Quick Facts

Species Type



Fresh non-tidal to slightly brackish tidal waters


Native to Europe; found in the upper Chesapeake Bay and in tributaries such as streams, rivers, lakes and reservoirs throughout the Bay watershed.

Conservation Status



Curly pondweed is made up of broad leaves with curly, finely toothed edges. These leaves grow to 1 to 4 inches long. They grow alternately or slightly opposite on flat, branched stems.

In winter, leaves are blue-green and more flattened. In spring and summer, leaves are reddish-brown and become wider and curlier. Curly pondweed has a shallow root and rhizome system which is a type of plant stem with nodes that roots grow from.

Reproduction and Life Cycle

Curly pondweed has a three-stage life cycle. During spring and summer, flowers bloom and float at the water’s surface.
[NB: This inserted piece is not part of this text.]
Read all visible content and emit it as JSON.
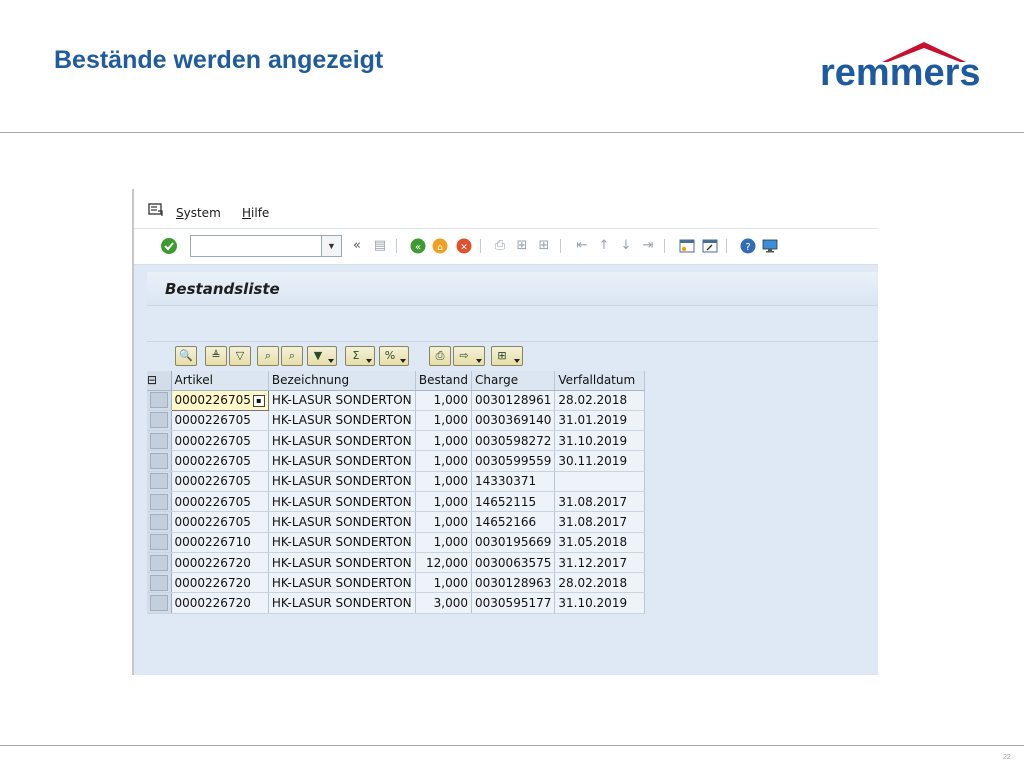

The plant begins to die in mid-summer after producing buds, which lie dormant until autumn. In winter, the spring/summer cycle repeats itself when buds sprout into new flowers. Curly pondweed can also reproduce asexually when rhizomes or burr-like structures near the tips of the stems develop into new plants.

Did You Know?

  • Curly pondweed was likely introduced to the United States in the mid-1800s.
  • It can become invasive in non-tidal waters because it grows early in the season and can shade out other underwater grasses.
  • Curly pondweed can be confused with young shoots of redhead grass.

Sources and Additional Information